REQUIRED ACTION
Without the pictures, copy all the entries below exactly.

PROVIDED MATERIAL

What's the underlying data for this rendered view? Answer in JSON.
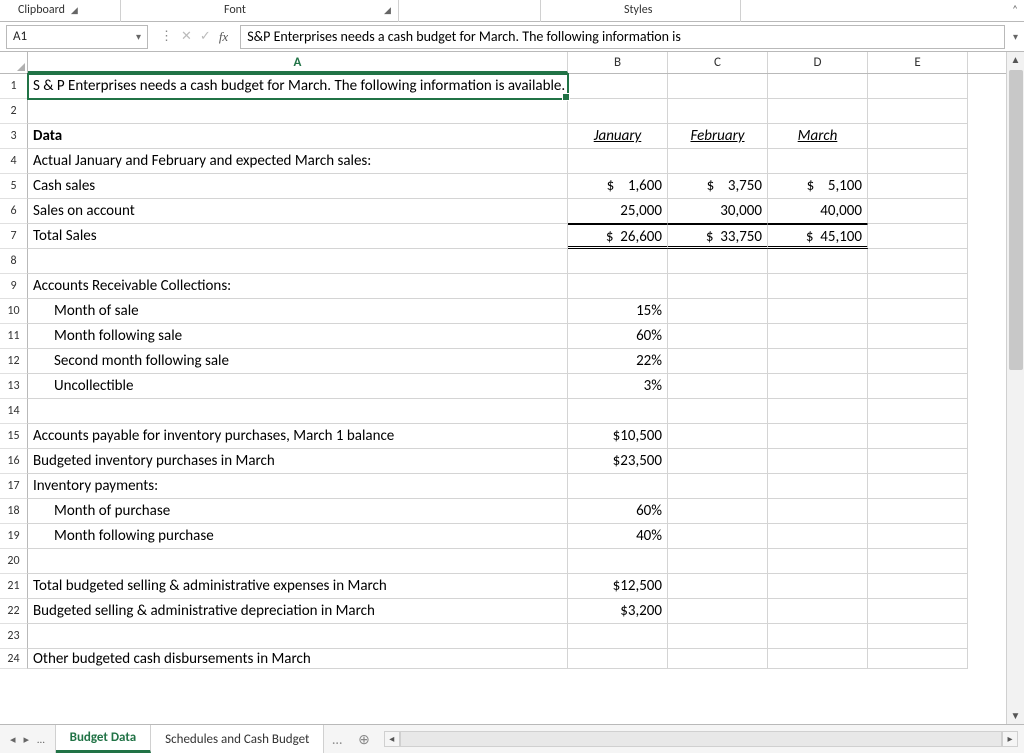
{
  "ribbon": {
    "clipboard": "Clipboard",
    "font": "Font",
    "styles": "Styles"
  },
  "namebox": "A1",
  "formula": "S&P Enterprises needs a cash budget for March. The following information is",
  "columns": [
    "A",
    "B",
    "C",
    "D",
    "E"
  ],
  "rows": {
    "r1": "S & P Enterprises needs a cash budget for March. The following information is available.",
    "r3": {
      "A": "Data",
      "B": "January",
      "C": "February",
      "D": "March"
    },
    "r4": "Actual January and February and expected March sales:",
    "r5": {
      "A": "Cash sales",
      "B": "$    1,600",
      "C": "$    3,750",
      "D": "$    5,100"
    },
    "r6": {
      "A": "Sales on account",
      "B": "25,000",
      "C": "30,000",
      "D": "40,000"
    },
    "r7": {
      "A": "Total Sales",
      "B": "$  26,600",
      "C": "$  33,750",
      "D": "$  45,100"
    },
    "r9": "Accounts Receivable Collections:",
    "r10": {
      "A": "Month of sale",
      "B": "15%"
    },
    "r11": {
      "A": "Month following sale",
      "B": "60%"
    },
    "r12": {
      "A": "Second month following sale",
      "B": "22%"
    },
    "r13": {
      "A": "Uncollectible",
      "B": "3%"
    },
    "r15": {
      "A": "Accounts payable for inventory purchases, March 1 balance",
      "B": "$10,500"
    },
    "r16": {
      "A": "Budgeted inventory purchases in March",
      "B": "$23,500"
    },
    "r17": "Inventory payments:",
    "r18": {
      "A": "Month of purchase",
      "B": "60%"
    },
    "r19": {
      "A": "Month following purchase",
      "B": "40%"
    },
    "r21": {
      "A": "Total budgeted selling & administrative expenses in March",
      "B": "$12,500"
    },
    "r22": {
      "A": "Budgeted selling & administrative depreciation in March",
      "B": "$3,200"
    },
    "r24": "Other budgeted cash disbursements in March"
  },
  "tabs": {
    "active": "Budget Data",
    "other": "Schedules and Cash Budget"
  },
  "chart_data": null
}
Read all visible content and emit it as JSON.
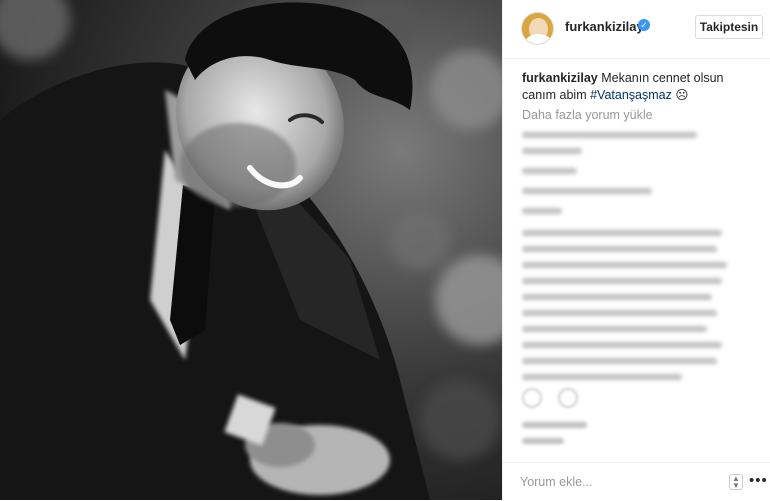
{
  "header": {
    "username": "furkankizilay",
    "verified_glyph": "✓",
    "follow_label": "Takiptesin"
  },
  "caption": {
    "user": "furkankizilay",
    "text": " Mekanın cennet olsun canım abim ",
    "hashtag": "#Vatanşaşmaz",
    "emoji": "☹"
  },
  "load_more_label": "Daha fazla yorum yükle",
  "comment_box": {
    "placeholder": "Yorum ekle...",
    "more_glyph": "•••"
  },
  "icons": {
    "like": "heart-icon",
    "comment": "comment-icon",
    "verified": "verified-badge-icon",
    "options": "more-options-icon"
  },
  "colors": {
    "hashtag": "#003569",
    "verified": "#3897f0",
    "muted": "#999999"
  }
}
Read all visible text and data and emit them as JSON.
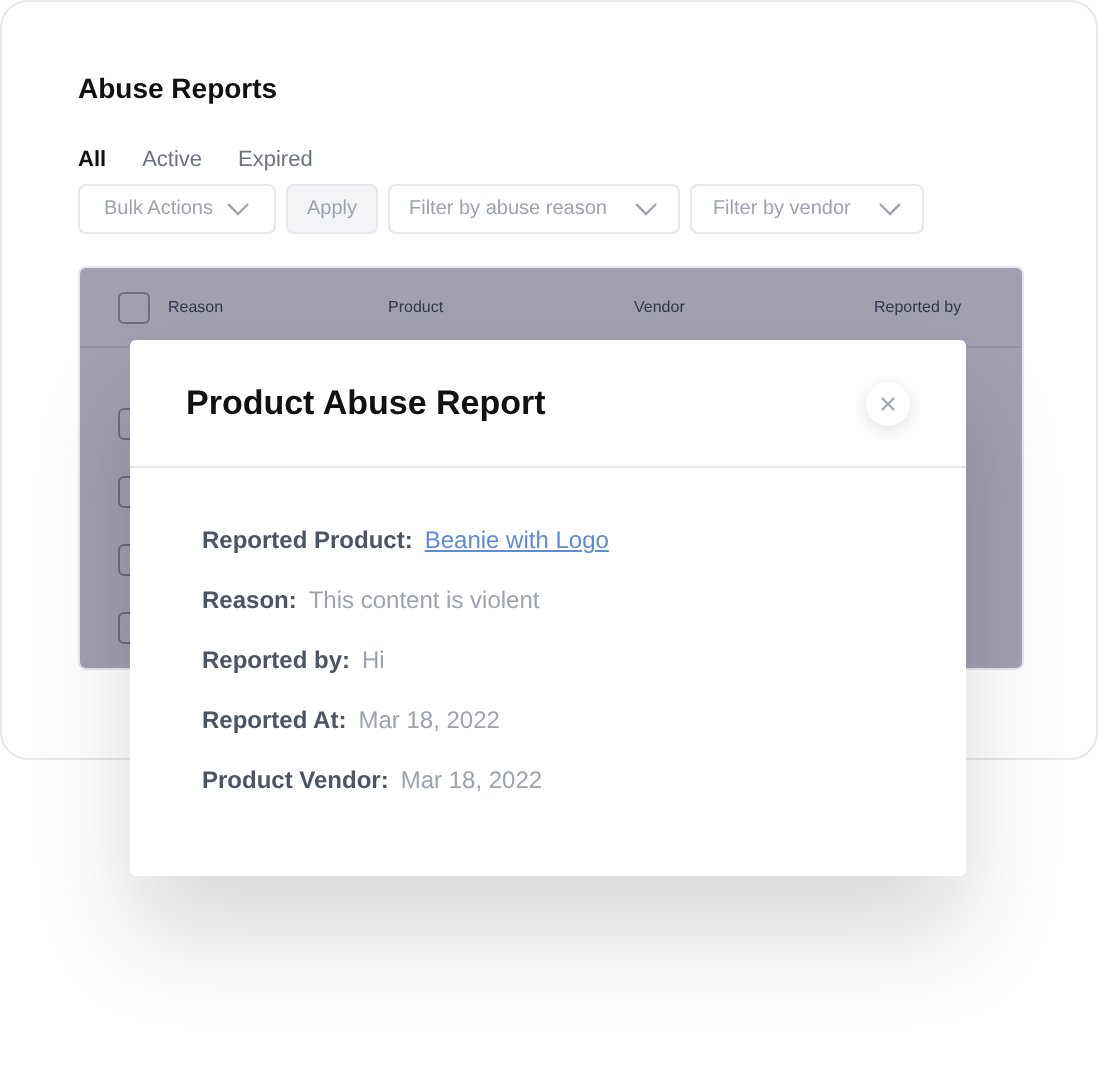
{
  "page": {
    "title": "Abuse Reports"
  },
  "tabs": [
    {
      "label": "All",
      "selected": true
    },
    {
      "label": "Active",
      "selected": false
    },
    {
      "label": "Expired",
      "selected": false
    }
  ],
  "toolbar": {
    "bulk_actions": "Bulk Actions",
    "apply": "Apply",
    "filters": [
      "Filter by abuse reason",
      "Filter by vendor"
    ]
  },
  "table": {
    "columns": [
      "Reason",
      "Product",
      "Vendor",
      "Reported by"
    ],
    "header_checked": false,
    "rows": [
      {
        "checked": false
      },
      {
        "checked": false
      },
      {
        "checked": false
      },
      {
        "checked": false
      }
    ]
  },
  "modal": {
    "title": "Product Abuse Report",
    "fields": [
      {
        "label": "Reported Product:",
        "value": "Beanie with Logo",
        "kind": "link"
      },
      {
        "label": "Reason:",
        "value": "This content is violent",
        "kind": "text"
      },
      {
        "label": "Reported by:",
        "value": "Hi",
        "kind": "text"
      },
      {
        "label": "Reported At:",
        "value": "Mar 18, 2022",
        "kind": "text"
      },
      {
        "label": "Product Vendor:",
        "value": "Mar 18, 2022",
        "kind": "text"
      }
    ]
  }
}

PROBLEM SOLUTION
What's the underlying data for this rendered view? Answer in JSON.
{
  "ribbon": {
    "clipboard": "Clipboard",
    "font": "Font",
    "styles": "Styles"
  },
  "namebox": "A1",
  "formula": "S&P Enterprises needs a cash budget for March. The following information is",
  "columns": [
    "A",
    "B",
    "C",
    "D",
    "E"
  ],
  "rows": {
    "r1": "S & P Enterprises needs a cash budget for March. The following information is available.",
    "r3": {
      "A": "Data",
      "B": "January",
      "C": "February",
      "D": "March"
    },
    "r4": "Actual January and February and expected March sales:",
    "r5": {
      "A": "Cash sales",
      "B": "$    1,600",
      "C": "$    3,750",
      "D": "$    5,100"
    },
    "r6": {
      "A": "Sales on account",
      "B": "25,000",
      "C": "30,000",
      "D": "40,000"
    },
    "r7": {
      "A": "Total Sales",
      "B": "$  26,600",
      "C": "$  33,750",
      "D": "$  45,100"
    },
    "r9": "Accounts Receivable Collections:",
    "r10": {
      "A": "Month of sale",
      "B": "15%"
    },
    "r11": {
      "A": "Month following sale",
      "B": "60%"
    },
    "r12": {
      "A": "Second month following sale",
      "B": "22%"
    },
    "r13": {
      "A": "Uncollectible",
      "B": "3%"
    },
    "r15": {
      "A": "Accounts payable for inventory purchases, March 1 balance",
      "B": "$10,500"
    },
    "r16": {
      "A": "Budgeted inventory purchases in March",
      "B": "$23,500"
    },
    "r17": "Inventory payments:",
    "r18": {
      "A": "Month of purchase",
      "B": "60%"
    },
    "r19": {
      "A": "Month following purchase",
      "B": "40%"
    },
    "r21": {
      "A": "Total budgeted selling & administrative expenses in March",
      "B": "$12,500"
    },
    "r22": {
      "A": "Budgeted selling & administrative depreciation in March",
      "B": "$3,200"
    },
    "r24": "Other budgeted cash disbursements in March"
  },
  "tabs": {
    "active": "Budget Data",
    "other": "Schedules and Cash Budget"
  },
  "chart_data": null
}
Read all visible content and emit it as JSON.
{
  "header": {
    "username": "furkankizilay",
    "verified_glyph": "✓",
    "follow_label": "Takiptesin"
  },
  "caption": {
    "user": "furkankizilay",
    "text": " Mekanın cennet olsun canım abim ",
    "hashtag": "#Vatanşaşmaz",
    "emoji": "☹"
  },
  "load_more_label": "Daha fazla yorum yükle",
  "comment_box": {
    "placeholder": "Yorum ekle...",
    "more_glyph": "•••"
  },
  "icons": {
    "like": "heart-icon",
    "comment": "comment-icon",
    "verified": "verified-badge-icon",
    "options": "more-options-icon"
  },
  "colors": {
    "hashtag": "#003569",
    "verified": "#3897f0",
    "muted": "#999999"
  }
}
Read all visible text and data and emit them as JSON.
{
  "page": {
    "title": "Abuse Reports"
  },
  "tabs": [
    {
      "label": "All",
      "selected": true
    },
    {
      "label": "Active",
      "selected": false
    },
    {
      "label": "Expired",
      "selected": false
    }
  ],
  "toolbar": {
    "bulk_actions": "Bulk Actions",
    "apply": "Apply",
    "filters": [
      "Filter by abuse reason",
      "Filter by vendor"
    ]
  },
  "table": {
    "columns": [
      "Reason",
      "Product",
      "Vendor",
      "Reported by"
    ],
    "header_checked": false,
    "rows": [
      {
        "checked": false
      },
      {
        "checked": false
      },
      {
        "checked": false
      },
      {
        "checked": false
      }
    ]
  },
  "modal": {
    "title": "Product Abuse Report",
    "fields": [
      {
        "label": "Reported Product:",
        "value": "Beanie with Logo",
        "kind": "link"
      },
      {
        "label": "Reason:",
        "value": "This content is violent",
        "kind": "text"
      },
      {
        "label": "Reported by:",
        "value": "Hi",
        "kind": "text"
      },
      {
        "label": "Reported At:",
        "value": "Mar 18, 2022",
        "kind": "text"
      },
      {
        "label": "Product Vendor:",
        "value": "Mar 18, 2022",
        "kind": "text"
      }
    ]
  }
}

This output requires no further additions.